Dating the metta sutta langru
He should be efficient and competent (sakko), Honest and upright (udu cha su ju cha) Pleasant and polite in speech (Suvaco) (Suvaco does not mean obedient) Gentle in demeanor (gentle composure -mudu) He should be modest and not arrogant (anatimani) He should be content and satisfied (santussako) And be easily supportable (subarro).
He should not be over involved (appa kikko) and Simple and light in his life style (sallahukavutti) He should keep his sense faculties calmed and tranquilled (santindrio) He should be wise (nipako) but not too bold and daring (appagabbo not arrogant) He should not be attached to households (kulesu ananugiddo) He should never resort to doing anything so mean (na cha kudham samachare) whereby the rest of the wise world would reproach him (yene vinnu pare upavedeyyuum) May all beings enjoy happiness and comfort (sabbe satta b Havantu skitatta) May they feel safe and secure (sukino va khemino hontu) It is often recited as part of religious services in the Theravāda tradition, but is also popular within the Mahayana tradition.

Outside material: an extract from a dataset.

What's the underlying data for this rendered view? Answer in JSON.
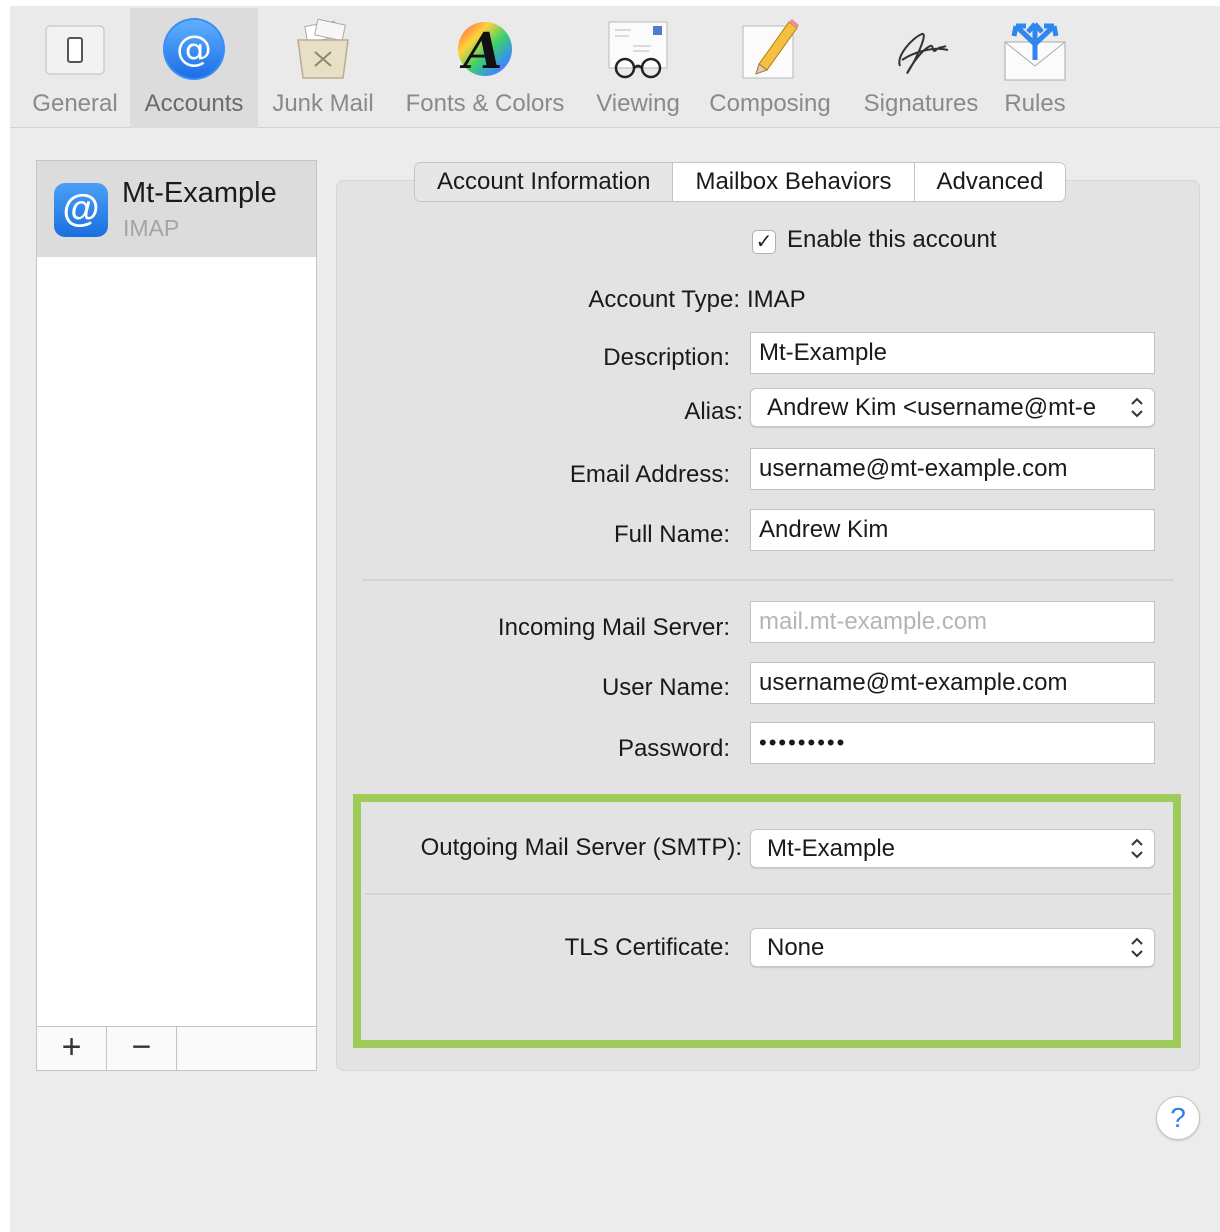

They should wish: In gladness and in safety May all beings be at ease.
Whatever living beings there may be, Whether they are weak or strong, omitting none, The great or the mighty, medium, short or small, The seen and the unseen, Those living near and far away, Those born and to-be-born, May all beings be at ease!
Let none deceive another, or despise any being in any state, Let none through anger or ill-will wish harm upon another.
Whether standing or walking, seated or lying down Free from drowsiness, One should sustain this recollection. By not holding to fixed views, The pure-hearted one, having clarity of vision, Being freed from all sense desires, Is not born again into this world.The Mettā Sutta contains a number of recollections or recitations that promote the development of mettā through virtuous characteristics and meditation.The discourse identifies fifteen moral qualities and conditions conducive to the development of mettā.It is ten verses in length and it extols both the virtuous qualities and the meditative development of mettā (Pali), traditionally translated as "loving kindness" "goodwill", underscores that the practice is used to develop wishes for unconditional goodwill towards the object of the wish. In Theravāda Buddhism's Pali Canon, mettā is one of the four "divine abodes" (Pali: brahmavihāra) recommended for cultivating interpersonal harmony and meditative concentration (see, for instance, kammaṭṭhāna).The other, also chanted by Theravadin Buddhist monks at times, extols the benefits of the practice of mettā (Pali) and it is found in the Anguttara Nikaya (AN 11.15). In later canonical works (such as the Cariyāpiṭaka), mettā is one of ten "perfections" (pāramī) that facilitates the attainment of awakening (Bodhi) and is a prerequisite to attaining Buddhahood.